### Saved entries
★ ★ ★

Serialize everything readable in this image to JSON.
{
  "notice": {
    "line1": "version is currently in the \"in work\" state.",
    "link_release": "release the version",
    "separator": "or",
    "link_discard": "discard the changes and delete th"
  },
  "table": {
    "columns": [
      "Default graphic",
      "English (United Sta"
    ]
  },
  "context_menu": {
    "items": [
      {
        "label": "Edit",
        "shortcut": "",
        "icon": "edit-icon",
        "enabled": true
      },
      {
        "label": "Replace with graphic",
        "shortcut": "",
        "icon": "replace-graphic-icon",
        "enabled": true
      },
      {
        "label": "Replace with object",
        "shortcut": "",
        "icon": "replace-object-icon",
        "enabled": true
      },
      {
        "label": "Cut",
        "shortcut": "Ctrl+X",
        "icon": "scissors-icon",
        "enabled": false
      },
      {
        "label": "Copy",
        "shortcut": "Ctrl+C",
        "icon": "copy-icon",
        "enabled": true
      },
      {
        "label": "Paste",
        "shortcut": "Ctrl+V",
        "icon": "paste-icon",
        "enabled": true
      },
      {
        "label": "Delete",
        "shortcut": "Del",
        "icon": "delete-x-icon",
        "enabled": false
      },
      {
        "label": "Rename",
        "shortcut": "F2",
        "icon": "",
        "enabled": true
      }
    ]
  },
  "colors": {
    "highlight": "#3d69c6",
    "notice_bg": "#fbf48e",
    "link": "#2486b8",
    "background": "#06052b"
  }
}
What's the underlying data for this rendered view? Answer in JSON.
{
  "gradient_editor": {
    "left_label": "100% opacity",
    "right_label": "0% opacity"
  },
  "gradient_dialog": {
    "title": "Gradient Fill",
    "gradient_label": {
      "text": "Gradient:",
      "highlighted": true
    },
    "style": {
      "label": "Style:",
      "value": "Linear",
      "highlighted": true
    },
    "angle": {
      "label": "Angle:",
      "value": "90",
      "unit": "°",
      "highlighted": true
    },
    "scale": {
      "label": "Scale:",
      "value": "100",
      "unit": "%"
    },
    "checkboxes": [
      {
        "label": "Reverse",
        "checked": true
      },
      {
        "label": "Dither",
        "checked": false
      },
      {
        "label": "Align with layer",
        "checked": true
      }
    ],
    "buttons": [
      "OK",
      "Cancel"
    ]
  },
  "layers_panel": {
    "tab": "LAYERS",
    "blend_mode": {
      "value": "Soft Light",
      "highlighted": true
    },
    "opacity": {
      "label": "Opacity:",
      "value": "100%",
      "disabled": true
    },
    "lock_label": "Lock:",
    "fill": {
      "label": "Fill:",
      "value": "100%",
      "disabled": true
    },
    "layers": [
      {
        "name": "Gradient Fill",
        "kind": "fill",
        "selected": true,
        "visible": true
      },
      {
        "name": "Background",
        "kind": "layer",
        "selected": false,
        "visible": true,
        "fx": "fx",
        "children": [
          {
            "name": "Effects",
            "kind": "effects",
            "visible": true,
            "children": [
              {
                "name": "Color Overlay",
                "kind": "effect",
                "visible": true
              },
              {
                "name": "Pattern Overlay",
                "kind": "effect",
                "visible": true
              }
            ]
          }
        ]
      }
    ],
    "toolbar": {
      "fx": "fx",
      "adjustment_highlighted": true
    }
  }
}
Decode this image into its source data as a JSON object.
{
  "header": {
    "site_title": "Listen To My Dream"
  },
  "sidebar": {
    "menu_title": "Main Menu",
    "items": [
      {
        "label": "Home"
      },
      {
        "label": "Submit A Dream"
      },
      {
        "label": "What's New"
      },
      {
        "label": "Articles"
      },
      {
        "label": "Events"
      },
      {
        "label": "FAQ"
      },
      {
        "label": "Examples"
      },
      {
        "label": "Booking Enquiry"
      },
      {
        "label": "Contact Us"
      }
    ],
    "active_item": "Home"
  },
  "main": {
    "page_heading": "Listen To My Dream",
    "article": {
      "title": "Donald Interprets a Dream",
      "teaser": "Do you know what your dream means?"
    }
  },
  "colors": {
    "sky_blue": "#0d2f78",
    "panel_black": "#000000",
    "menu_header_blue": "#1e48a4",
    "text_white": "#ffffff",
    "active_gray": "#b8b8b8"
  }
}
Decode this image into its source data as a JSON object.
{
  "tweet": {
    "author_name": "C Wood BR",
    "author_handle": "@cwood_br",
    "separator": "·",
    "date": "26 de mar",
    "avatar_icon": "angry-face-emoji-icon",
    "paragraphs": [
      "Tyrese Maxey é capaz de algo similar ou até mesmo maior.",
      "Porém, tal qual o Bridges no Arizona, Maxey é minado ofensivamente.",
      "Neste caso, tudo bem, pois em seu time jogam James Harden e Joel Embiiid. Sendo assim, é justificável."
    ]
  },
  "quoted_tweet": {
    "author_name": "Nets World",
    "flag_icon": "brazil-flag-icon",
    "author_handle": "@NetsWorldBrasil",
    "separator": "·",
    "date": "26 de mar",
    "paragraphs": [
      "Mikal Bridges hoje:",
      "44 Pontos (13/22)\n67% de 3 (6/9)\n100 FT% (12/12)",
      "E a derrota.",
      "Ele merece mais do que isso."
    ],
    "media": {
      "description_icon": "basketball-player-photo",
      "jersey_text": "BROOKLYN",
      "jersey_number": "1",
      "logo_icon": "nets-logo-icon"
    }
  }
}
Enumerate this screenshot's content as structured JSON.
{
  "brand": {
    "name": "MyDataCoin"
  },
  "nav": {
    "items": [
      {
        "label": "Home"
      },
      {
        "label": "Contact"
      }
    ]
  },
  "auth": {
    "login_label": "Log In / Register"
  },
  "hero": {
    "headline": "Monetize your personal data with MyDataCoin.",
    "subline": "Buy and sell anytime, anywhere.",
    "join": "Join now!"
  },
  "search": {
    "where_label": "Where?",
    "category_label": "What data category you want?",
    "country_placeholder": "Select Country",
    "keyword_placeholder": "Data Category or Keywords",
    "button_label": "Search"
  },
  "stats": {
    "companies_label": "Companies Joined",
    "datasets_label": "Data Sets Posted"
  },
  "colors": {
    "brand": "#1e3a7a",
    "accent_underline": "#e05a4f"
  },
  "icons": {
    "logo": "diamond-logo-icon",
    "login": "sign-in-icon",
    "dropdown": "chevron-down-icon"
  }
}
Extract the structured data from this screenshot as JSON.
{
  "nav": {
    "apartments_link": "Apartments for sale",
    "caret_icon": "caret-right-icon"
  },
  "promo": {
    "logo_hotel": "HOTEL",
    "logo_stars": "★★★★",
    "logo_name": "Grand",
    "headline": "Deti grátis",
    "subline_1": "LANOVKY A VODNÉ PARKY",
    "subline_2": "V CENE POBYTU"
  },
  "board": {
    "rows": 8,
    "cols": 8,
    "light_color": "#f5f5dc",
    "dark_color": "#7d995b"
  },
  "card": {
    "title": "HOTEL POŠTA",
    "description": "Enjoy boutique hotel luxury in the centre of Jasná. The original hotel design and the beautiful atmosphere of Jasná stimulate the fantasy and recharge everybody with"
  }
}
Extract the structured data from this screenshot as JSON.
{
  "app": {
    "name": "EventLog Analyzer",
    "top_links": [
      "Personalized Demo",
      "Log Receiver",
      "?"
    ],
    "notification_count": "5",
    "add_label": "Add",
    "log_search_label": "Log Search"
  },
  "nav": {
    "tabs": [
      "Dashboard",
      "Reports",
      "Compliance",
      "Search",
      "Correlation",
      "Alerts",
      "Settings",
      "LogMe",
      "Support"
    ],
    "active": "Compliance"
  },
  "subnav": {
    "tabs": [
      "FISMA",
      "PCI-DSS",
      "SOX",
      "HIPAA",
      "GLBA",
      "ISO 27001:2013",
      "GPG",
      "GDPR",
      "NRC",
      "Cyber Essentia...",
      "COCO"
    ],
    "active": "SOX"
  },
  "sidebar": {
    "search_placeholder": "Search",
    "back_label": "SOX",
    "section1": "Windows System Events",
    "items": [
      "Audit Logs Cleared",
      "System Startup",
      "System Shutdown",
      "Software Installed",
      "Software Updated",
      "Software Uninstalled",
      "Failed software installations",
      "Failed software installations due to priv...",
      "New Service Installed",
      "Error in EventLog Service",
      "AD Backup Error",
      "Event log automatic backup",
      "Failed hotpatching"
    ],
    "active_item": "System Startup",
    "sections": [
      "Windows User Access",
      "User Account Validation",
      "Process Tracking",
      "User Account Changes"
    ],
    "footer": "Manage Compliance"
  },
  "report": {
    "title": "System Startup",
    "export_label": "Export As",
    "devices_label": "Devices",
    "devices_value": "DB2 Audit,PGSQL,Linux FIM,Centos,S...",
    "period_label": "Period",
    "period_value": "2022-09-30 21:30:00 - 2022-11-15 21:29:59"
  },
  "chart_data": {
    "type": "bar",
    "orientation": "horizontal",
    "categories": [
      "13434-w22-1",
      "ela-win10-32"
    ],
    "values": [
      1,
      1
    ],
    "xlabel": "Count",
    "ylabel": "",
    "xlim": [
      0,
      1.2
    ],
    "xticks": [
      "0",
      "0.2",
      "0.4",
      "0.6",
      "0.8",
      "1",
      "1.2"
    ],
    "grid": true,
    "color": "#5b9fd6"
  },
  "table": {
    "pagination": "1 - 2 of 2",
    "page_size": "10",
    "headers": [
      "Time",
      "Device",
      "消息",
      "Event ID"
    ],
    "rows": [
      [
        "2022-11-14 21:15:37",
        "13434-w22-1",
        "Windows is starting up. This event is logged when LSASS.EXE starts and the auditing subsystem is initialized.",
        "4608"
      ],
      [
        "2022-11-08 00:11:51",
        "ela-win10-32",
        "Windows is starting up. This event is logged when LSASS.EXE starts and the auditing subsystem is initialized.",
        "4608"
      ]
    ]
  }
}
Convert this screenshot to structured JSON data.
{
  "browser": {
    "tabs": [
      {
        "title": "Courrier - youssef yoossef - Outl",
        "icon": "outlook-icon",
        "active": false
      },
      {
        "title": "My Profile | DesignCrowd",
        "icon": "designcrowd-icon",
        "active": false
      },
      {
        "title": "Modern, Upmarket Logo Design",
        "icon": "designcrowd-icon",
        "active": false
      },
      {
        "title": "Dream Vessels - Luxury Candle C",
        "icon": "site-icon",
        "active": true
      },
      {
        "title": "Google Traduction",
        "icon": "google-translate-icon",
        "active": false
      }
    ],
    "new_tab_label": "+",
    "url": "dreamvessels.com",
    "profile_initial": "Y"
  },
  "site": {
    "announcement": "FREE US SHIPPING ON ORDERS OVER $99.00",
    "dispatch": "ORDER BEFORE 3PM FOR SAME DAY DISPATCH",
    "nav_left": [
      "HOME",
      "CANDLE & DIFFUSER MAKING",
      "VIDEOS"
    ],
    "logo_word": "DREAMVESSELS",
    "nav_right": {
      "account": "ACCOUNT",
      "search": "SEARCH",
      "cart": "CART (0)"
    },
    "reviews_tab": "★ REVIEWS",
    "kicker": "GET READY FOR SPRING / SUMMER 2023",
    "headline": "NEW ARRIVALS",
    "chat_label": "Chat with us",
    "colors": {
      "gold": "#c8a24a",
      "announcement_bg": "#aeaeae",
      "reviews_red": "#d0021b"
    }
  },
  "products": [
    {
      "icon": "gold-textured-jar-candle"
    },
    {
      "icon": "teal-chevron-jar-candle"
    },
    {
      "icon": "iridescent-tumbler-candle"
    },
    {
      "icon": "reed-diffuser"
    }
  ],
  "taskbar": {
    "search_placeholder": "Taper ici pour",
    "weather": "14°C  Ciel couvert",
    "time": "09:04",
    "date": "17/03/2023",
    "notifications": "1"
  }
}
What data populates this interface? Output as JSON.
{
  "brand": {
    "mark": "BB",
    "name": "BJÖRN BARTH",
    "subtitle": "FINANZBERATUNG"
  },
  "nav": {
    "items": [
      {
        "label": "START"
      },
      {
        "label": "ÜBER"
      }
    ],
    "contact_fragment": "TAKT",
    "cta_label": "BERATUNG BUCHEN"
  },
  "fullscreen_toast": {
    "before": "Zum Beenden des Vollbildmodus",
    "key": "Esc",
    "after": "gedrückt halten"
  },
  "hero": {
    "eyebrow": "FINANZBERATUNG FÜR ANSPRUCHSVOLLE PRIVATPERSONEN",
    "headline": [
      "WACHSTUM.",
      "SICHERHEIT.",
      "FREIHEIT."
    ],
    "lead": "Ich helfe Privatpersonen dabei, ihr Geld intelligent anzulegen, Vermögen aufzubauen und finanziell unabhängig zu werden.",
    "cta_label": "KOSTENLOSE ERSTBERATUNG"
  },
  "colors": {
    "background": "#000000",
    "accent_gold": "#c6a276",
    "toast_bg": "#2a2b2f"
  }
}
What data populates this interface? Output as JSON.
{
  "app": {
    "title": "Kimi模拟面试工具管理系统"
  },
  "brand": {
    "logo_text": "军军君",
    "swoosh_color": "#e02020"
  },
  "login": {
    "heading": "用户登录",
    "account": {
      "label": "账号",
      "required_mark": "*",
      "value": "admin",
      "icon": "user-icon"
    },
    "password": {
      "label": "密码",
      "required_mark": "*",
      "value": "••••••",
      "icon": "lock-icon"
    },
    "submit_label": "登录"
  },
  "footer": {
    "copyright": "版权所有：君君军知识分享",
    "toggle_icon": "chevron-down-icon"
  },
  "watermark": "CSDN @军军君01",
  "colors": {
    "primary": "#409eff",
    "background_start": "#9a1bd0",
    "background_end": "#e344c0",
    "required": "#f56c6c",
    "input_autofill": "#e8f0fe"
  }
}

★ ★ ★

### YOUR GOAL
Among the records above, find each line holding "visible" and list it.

### FINAL ANSWER
        "visible": true
        "visible": true,
            "visible": true,
                "visible": true
                "visible": true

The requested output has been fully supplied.